Akinfemiwa said: “As part of its now improved operational efficiency; controls have improved across business lines, stronger corporate governance and compliance are being ensured at all levels as well as the introduction of the foremost business enterprise solution-SAP. The results released today, is an indication that the company has finally turned the corner towards full recovery.”
Consolidating with Impressive Q3 Results
In line with promise to consolidate on the 2012 performance, Forte recorded impressive results for the nine-month ended September 30, 2013. The company posted revenue of N92.125 billion, up by 28.9 per cent from N71.429 billion. Gross profit stood at N8.527 billion as it rose marginally by 4.5 per cent from N8.158 billion. However, cost and management strategy and reduction in overdraft from banks impacted positively on the firm’s bottom-line.
Finance income of the company rose by 214 per cent from N82.6 million to N259 million, while financing expenses declined by 44 per cent from N1.293 billion to N725 million. Forte also reduced banks’ overdrafts from N9.878 billion to N1.939 billion. This led to a growth of 306 per cent in profit after tax from N656 million to N2.669 billion.
Akinfemiwa said the strong performance was a testimony of the clear focus on business transformation initiatives which include solid corporate governance and business ethics, enhanced safety health and environmental practices across all business lines and superior customer service delivery.
“We remain committed to our mission of building a long-term successful company; boosting investor confidence by making Forte Oil PLC the investment of choice in Nigeria and globally; and creating and sustaining robust returns to our shareholders,” he said.
Speaking in the same vein, Omodayo-Owotuga said: “With a return on equity of over 26 per cent and a 317 per cent increase in PAT, it is clearly a new dawn at Forte Oil as we consolidate the gains of our business restructuring efforts.
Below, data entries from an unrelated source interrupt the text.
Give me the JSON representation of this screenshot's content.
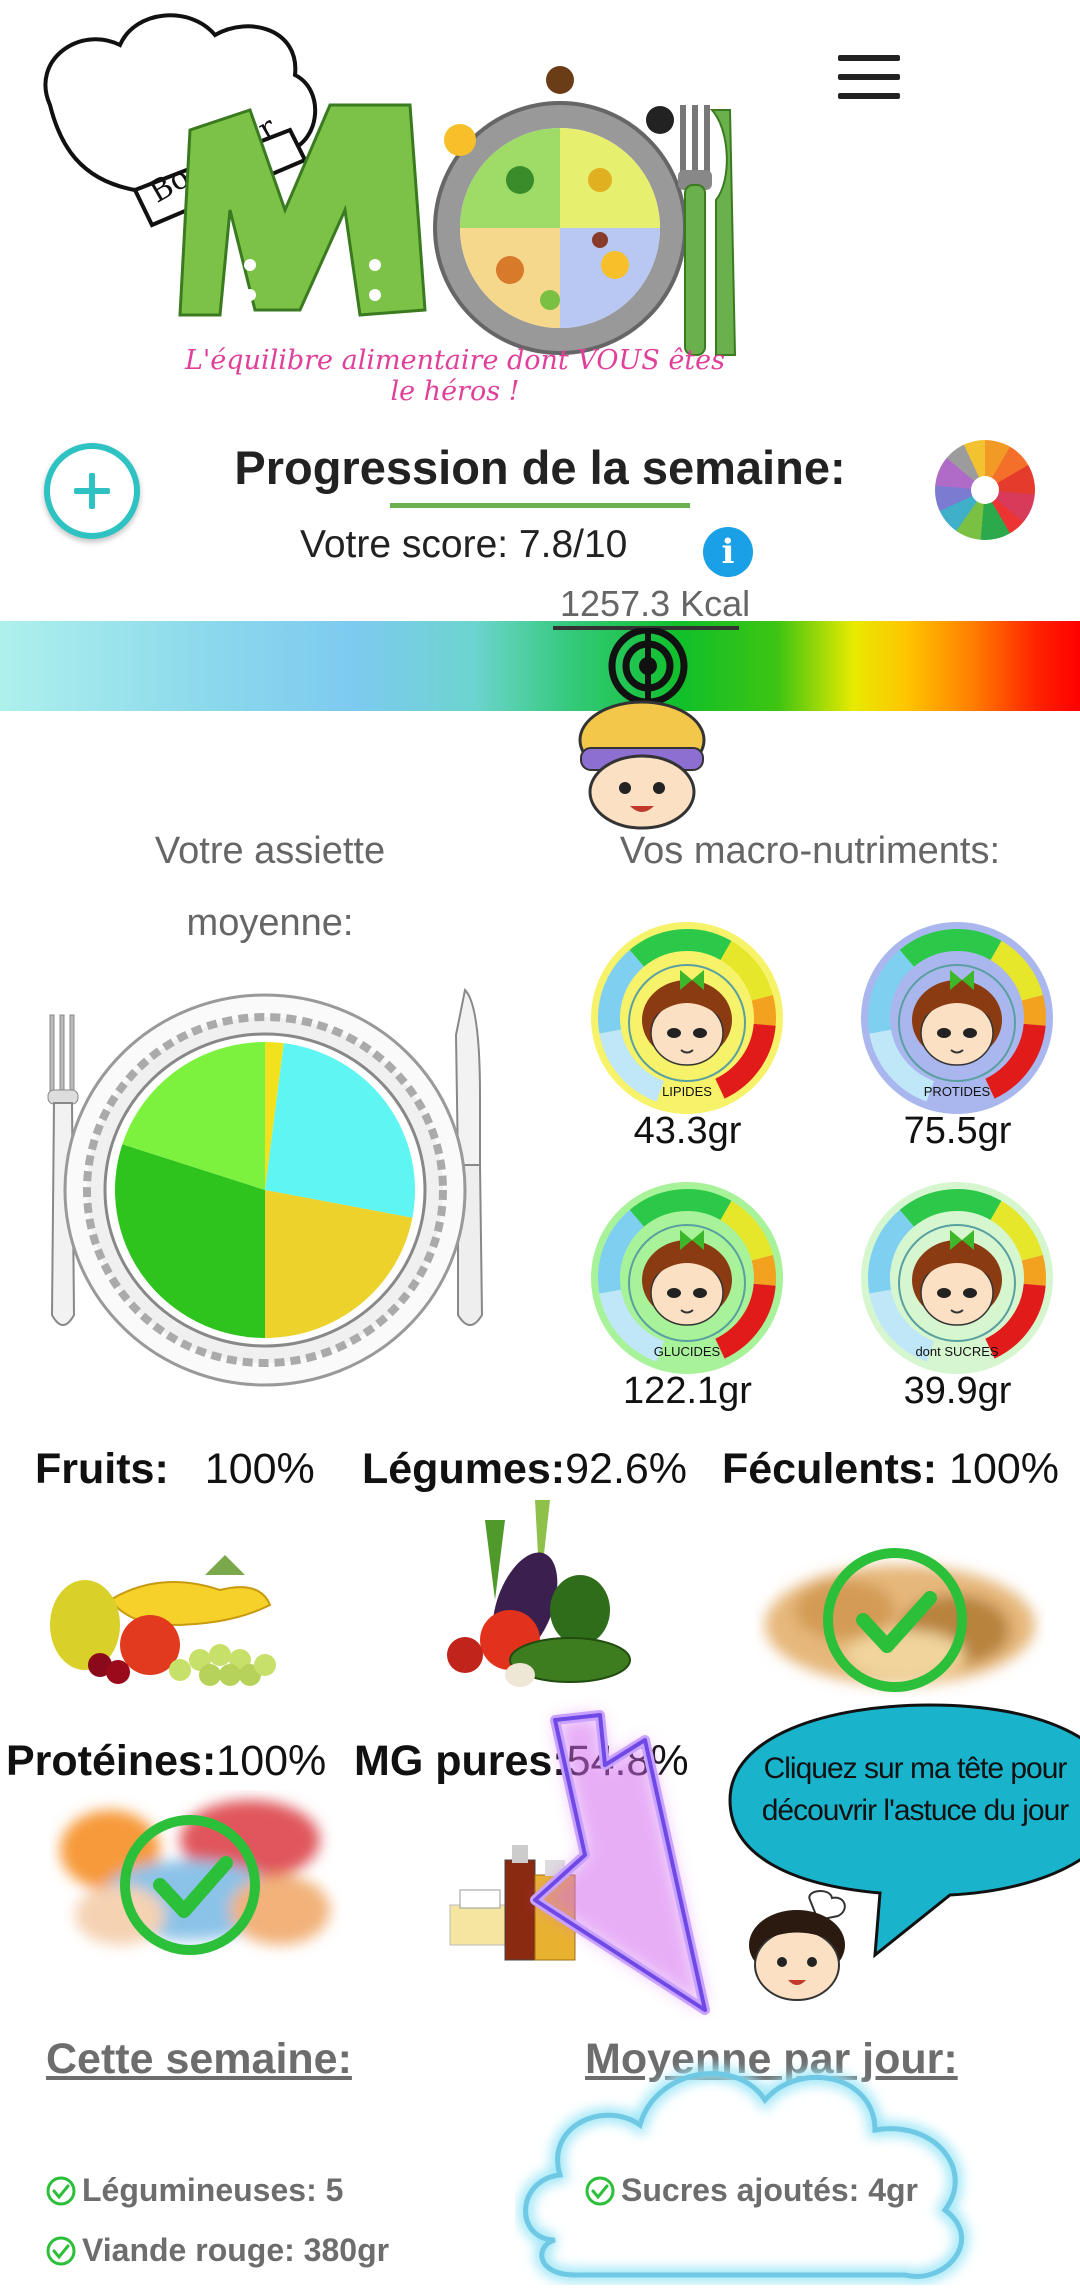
{
  "header": {
    "logo_text": "Bon pour MOI",
    "tagline": "L'équilibre alimentaire dont VOUS êtes le héros !"
  },
  "progress": {
    "title": "Progression de la semaine:",
    "score_label": "Votre score: 7.8/10",
    "kcal": "1257.3 Kcal",
    "gauge_position_percent": 62
  },
  "plate": {
    "title_line1": "Votre assiette",
    "title_line2": "moyenne:"
  },
  "chart_data": {
    "type": "pie",
    "slices": [
      {
        "color": "#f2e21e",
        "value": 2
      },
      {
        "color": "#5ff5f2",
        "value": 26
      },
      {
        "color": "#ecd22a",
        "value": 22
      },
      {
        "color": "#2fc31d",
        "value": 30
      },
      {
        "color": "#7cf23e",
        "value": 20
      }
    ]
  },
  "macros": {
    "title": "Vos macro-nutriments:",
    "items": [
      {
        "label": "LIPIDES",
        "value": "43.3gr",
        "bg": "#f6f26a"
      },
      {
        "label": "PROTIDES",
        "value": "75.5gr",
        "bg": "#a9b7ee"
      },
      {
        "label": "GLUCIDES",
        "value": "122.1gr",
        "bg": "#a8f29a"
      },
      {
        "label": "dont SUCRES",
        "value": "39.9gr",
        "bg": "#d6f6d0"
      }
    ]
  },
  "categories": {
    "fruits": {
      "label": "Fruits:",
      "value": "100%"
    },
    "legumes": {
      "label": "Légumes:",
      "value": "92.6%"
    },
    "feculents": {
      "label": "Féculents:",
      "value": "100%"
    },
    "proteines": {
      "label": "Protéines:",
      "value": "100%"
    },
    "mg": {
      "label": "MG pures:",
      "value": "54.8%"
    }
  },
  "tip": {
    "line1": "Cliquez sur ma tête pour",
    "line2": "découvrir l'astuce du jour"
  },
  "week": {
    "title": "Cette semaine:",
    "items": [
      {
        "label": "Légumineuses: 5"
      },
      {
        "label": "Viande rouge: 380gr"
      }
    ]
  },
  "daily": {
    "title": "Moyenne par jour:",
    "items": [
      {
        "label": "Sucres ajoutés: 4gr"
      }
    ]
  },
  "colors": {
    "accent_green": "#6ab04c",
    "teal": "#2fc2c2",
    "info_blue": "#1aa0e6",
    "check_green": "#2bbf3a",
    "bubble_blue": "#19b3cc"
  }
}
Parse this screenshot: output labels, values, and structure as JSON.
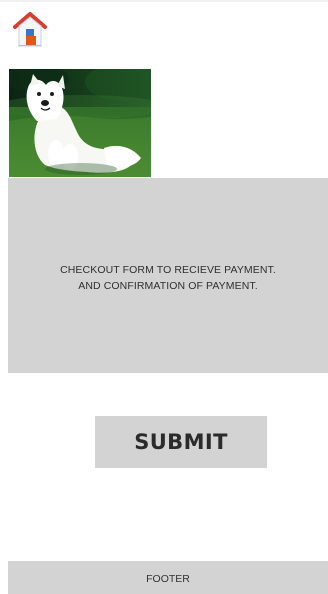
{
  "header": {
    "home_icon": "home-icon"
  },
  "hero": {
    "image": "white-dog-photo"
  },
  "content": {
    "line_1": "CHECKOUT FORM TO RECIEVE PAYMENT.",
    "line_2": "AND CONFIRMATION OF PAYMENT."
  },
  "form": {
    "submit_label": "SUBMIT"
  },
  "footer": {
    "label": "FOOTER"
  },
  "colors": {
    "panel_background": "#d3d3d3",
    "page_background": "#ffffff",
    "text": "#2f2f2f",
    "house_roof": "#d93b2f",
    "house_body": "#f4f6fa",
    "house_door": "#d95a1a",
    "house_window": "#3a74c8"
  }
}
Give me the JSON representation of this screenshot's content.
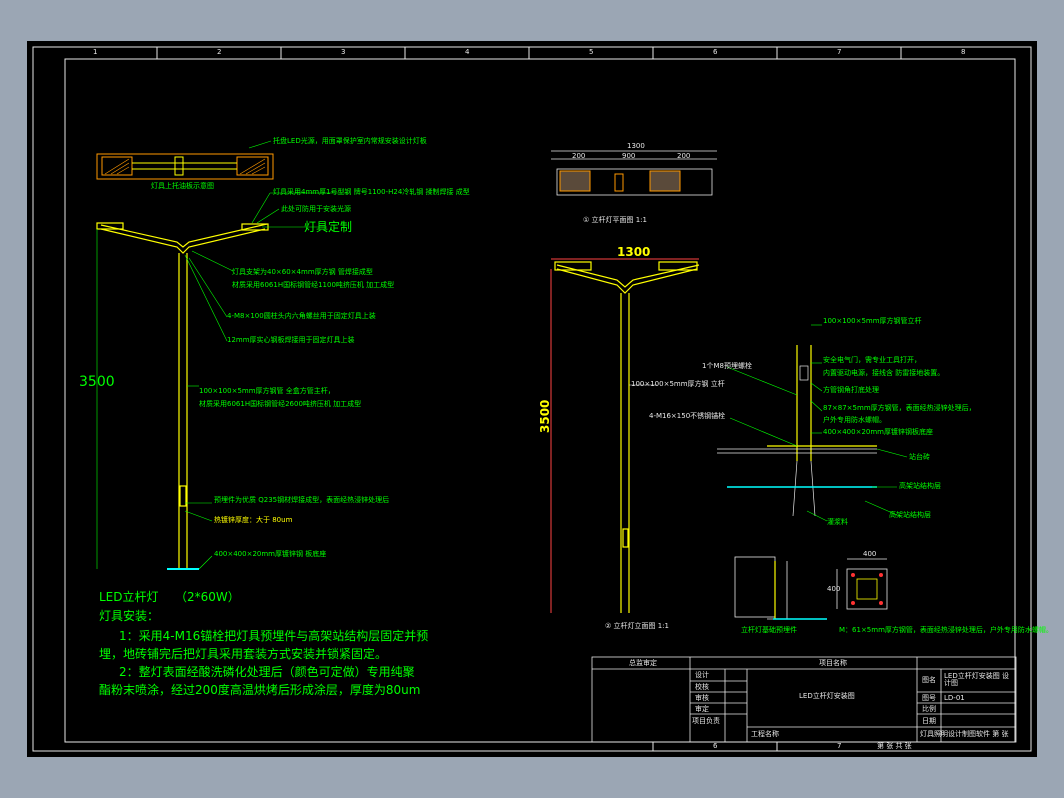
{
  "border": {
    "top_numbers": [
      "1",
      "2",
      "3",
      "4",
      "5",
      "6",
      "7",
      "8"
    ],
    "bottom_numbers": [
      "6",
      "7"
    ]
  },
  "left_view": {
    "height_dim": "3500",
    "section_caption": "灯具上托油板示意图",
    "callouts": [
      "托盘LED光源，用面罩保护室内常规安装设计灯板",
      "灯具采用4mm厚1号型钢 牌号1100-H24冷轧钢 揉制焊接 成型",
      "此处可防用于安装光源",
      "灯具定制",
      "灯具支架为40×60×4mm厚方钢 管焊接成型",
      "材质采用6061H国标钢管经1100吨挤压机 加工成型",
      "4-M8×100圆柱头内六角螺丝用于固定灯具上装",
      "12mm厚实心钢板焊接用于固定灯具上装",
      "100×100×5mm厚方钢管 全盒方管主杆，",
      "材质采用6061H国标钢管经2600吨挤压机 加工成型",
      "预埋件为优质 Q235钢材焊接成型，表面经热浸锌处理后",
      "热镀锌厚度：大于 80um",
      "400×400×20mm厚镀锌钢 板底座"
    ]
  },
  "notes": {
    "title": "LED立杆灯",
    "spec": "（2*60W）",
    "install_title": "灯具安装：",
    "lines": [
      "1：采用4-M16锚栓把灯具预埋件与高架站结构层固定并预",
      "埋，地砖铺完后把灯具采用套装方式安装并锁紧固定。",
      "2：整灯表面经酸洗磷化处理后（颜色可定做）专用纯聚",
      "酯粉末喷涂，经过200度高温烘烤后形成涂层，厚度为80um"
    ]
  },
  "top_section": {
    "dims": [
      "1300",
      "200",
      "900",
      "200"
    ],
    "caption": "① 立杆灯平面图 1:1"
  },
  "mid_elevation": {
    "width_dim": "1300",
    "height_dim": "3500",
    "callouts": [
      "100×100×5mm厚方钢 立杆",
      "4-M16×150不锈钢锚栓"
    ],
    "caption": "② 立杆灯立面图 1:1"
  },
  "detail": {
    "callouts": [
      "100×100×5mm厚方钢管立杆",
      "安全电气门，需专业工具打开，",
      "内置驱动电源，接线含 防雷接地装置。",
      "方管钢角打底处理",
      "87×87×5mm厚方钢管，表面经热浸锌处理后，",
      "户外专用防水螺帽。",
      "400×400×20mm厚镀锌钢板底座",
      "站台砖",
      "高架站结构层",
      "高架站结构层",
      "灌浆料"
    ],
    "top_note": "1个M8预埋螺栓",
    "caption": "立杆灯基础预埋件",
    "plate_note": "M：61×5mm厚方钢管，表面经热浸锌处理后，户外专用防水螺帽。",
    "plate_dims": [
      "400",
      "400"
    ]
  },
  "title_block": {
    "left_header": "总监审定",
    "project_header": "项目名称",
    "rows": [
      "设计",
      "校核",
      "审核",
      "审定",
      "项目负责"
    ],
    "drawing_name": "LED立杆灯安装图",
    "project_label": "工程名称",
    "right_labels": [
      "图名",
      "图号",
      "比例",
      "日期"
    ],
    "right_values": [
      "LED立杆灯安装图 设计图",
      "LD-01",
      "",
      ""
    ],
    "footer_left": "灯具照明设计制图软件 第 张",
    "footer_right": "第 张 共 张"
  }
}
Our financial and overall business performance as at end of Q3 is a clear demonstration that Forte Oil is on a clear path to dominate our primary market; the downstream petroleum marketing sector. We shall continue to pursue initiatives that will spur business growth and efficiency, liquidity management and aggressive diversification into related high margin business that would continue to increase shareholder value.
Geregu Power Plant
The CFO said the Forte’s recent acquisition of the 414 megawatts (MW) Geregu Power plant was one of the high margin businesses that would continue to increase shareholder’s value. The power plant was handed over by the federal government to Forte early this month. Forte Oil, which acquired Geregu Power as part of its diversification from its primary business of petroleum products marketing.
According to Forte, it plans to carve a niche for itself in power generation by increasing the current capacity of the plant to over 600MW in the short to medium term. The optimisation, Forte Oil said, would be a demonstration of its commitment to help bridge the current power deficit in Nigeria and help actualise the expectations that Nigerians have of the power sector.
Ahead of the operation of the plant, Forte Oil had to build a partnership with seasoned and competent entities in the global power sector and has entered into technical partnership arrangement with the Shanghai Municipal Electric Power Company (SMEPC), China.
– Goddy Ngene, This Day